▶ DATA:
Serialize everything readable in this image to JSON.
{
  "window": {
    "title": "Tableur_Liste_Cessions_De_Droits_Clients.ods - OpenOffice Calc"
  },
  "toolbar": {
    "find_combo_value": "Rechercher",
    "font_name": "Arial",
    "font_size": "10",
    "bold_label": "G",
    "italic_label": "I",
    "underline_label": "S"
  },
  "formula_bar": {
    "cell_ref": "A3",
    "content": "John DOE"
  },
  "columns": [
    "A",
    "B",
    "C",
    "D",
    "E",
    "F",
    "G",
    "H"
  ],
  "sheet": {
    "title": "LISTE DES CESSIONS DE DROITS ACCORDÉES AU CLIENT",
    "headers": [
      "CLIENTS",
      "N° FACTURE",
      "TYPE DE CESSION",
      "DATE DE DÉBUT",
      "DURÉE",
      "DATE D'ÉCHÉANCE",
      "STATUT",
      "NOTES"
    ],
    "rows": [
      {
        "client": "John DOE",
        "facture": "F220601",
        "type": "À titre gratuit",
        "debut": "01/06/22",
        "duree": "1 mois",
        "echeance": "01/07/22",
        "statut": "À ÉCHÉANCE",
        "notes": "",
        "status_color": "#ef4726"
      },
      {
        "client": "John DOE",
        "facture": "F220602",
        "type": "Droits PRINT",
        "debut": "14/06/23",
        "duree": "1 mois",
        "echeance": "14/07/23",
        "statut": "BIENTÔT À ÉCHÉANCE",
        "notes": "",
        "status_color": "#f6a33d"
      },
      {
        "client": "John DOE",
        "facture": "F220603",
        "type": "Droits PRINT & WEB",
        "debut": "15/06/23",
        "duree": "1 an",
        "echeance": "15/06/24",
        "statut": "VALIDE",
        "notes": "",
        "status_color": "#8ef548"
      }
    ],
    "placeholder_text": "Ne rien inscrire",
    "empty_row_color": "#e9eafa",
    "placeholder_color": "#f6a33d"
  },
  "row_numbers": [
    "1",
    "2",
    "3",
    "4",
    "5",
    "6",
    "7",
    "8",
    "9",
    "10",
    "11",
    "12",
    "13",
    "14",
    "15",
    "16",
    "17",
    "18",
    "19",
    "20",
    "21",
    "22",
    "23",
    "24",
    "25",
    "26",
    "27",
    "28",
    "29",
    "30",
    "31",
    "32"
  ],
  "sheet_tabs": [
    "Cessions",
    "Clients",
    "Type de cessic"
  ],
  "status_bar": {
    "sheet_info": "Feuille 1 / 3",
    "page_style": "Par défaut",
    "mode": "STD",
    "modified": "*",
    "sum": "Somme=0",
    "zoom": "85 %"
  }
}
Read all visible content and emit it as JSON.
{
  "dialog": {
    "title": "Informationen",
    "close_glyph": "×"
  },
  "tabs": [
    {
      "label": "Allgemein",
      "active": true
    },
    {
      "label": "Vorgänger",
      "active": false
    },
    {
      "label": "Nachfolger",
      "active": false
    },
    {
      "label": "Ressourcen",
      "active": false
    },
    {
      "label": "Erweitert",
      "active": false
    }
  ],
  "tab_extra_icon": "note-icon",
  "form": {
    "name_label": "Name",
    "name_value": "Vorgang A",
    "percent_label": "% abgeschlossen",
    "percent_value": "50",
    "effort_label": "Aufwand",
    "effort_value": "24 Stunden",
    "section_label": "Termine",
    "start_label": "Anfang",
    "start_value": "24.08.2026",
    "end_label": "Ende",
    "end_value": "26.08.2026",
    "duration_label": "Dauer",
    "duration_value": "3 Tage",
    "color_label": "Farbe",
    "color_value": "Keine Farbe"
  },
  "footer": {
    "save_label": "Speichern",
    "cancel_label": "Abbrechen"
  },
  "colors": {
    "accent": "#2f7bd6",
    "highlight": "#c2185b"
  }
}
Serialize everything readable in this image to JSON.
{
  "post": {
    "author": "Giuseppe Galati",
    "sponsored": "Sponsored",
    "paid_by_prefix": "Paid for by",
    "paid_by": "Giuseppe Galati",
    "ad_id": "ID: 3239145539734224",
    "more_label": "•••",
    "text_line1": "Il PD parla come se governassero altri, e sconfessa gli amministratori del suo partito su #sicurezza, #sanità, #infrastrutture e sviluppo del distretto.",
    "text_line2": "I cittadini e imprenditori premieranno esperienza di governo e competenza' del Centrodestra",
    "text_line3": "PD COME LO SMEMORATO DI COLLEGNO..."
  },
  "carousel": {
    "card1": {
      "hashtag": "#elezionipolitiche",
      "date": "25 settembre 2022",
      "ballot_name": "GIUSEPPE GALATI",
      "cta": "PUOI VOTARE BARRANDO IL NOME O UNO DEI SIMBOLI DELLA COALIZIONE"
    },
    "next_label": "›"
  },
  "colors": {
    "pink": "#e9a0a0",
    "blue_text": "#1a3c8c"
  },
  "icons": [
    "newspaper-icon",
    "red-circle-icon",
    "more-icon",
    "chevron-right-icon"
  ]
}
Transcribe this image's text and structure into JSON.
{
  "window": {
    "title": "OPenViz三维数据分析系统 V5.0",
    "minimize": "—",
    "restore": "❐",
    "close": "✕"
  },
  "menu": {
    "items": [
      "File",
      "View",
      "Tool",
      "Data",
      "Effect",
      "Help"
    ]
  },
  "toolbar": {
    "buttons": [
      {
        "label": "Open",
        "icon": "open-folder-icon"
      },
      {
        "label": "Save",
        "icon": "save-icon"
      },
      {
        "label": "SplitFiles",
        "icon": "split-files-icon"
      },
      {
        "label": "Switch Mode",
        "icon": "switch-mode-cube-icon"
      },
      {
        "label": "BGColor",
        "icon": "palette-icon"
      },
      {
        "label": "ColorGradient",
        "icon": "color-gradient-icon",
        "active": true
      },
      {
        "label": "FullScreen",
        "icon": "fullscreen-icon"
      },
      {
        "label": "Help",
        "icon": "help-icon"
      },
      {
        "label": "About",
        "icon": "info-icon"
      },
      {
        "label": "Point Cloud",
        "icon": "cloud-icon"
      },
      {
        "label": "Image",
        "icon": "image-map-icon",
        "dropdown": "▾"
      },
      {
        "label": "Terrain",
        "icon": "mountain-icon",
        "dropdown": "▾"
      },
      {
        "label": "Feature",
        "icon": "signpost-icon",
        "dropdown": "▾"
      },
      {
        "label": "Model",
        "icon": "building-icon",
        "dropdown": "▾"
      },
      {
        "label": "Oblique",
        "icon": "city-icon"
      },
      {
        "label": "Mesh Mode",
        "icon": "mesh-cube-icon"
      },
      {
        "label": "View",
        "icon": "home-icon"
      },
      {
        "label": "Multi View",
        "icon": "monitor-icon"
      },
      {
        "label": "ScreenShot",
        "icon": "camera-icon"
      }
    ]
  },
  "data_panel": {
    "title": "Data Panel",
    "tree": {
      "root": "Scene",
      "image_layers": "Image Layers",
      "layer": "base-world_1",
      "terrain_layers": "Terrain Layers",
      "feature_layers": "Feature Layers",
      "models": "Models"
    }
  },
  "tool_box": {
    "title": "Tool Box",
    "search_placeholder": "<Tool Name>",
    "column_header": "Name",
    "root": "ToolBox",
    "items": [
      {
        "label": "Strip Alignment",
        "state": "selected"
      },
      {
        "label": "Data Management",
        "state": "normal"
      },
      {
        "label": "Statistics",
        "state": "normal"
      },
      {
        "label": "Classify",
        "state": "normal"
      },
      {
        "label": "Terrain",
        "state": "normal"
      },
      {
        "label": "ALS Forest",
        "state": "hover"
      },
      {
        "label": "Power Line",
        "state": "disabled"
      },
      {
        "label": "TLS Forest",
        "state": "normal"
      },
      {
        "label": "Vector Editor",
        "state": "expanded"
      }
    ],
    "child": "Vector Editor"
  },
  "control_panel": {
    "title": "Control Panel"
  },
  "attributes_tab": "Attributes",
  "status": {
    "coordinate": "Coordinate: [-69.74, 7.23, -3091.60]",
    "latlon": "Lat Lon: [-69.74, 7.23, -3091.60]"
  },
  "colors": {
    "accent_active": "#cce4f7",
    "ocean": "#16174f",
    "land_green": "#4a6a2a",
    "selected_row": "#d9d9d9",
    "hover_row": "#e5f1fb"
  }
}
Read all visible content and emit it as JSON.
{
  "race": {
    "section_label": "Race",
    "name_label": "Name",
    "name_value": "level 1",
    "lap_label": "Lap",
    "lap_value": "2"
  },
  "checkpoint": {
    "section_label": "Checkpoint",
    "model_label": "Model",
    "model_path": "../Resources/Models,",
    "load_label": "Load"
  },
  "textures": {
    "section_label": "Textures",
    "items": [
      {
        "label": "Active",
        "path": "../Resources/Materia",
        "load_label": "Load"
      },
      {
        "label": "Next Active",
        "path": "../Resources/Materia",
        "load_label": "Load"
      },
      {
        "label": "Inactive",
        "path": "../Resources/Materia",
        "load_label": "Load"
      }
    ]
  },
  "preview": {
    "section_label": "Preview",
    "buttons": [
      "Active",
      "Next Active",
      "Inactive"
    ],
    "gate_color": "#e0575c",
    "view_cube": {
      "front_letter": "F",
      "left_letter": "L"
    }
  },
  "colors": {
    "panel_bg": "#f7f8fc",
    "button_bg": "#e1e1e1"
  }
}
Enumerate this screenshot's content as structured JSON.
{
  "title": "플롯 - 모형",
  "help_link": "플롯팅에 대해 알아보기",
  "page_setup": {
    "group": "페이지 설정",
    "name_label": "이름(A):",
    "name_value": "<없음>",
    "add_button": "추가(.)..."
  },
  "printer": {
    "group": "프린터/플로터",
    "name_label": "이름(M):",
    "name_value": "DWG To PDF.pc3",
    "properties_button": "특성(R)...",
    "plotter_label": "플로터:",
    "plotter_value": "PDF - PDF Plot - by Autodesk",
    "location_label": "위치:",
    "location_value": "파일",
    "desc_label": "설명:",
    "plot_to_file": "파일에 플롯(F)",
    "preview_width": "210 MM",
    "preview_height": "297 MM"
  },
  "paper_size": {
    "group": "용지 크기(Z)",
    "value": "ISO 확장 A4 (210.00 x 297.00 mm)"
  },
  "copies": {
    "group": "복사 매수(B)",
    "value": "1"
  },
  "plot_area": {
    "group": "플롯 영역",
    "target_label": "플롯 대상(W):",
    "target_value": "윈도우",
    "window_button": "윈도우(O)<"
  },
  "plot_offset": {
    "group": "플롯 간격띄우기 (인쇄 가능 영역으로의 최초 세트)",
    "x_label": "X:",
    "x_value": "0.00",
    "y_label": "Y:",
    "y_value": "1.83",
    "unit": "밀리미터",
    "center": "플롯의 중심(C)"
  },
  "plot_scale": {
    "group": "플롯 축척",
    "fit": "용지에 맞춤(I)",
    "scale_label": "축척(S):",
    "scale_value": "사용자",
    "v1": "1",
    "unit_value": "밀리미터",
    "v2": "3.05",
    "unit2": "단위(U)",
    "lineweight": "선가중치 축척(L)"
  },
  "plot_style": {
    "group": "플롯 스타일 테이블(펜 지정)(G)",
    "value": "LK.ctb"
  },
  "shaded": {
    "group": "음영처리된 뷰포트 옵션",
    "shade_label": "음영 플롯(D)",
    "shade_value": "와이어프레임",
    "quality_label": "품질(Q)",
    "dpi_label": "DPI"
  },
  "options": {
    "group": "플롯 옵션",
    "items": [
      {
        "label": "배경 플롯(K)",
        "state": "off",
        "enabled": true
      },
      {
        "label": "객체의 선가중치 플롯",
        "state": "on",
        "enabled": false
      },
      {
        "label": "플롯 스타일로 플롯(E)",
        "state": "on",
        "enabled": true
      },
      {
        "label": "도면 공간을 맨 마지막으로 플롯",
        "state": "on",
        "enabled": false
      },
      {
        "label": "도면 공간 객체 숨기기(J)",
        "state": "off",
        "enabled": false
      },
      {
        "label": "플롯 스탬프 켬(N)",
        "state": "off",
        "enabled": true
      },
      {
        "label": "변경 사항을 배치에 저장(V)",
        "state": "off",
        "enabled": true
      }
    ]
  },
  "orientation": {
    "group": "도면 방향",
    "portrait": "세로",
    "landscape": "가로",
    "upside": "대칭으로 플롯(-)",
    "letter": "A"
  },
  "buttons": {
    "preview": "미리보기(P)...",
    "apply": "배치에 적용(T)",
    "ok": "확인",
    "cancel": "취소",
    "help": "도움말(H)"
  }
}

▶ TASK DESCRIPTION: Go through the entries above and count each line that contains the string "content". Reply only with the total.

▶ RESPONSE: 4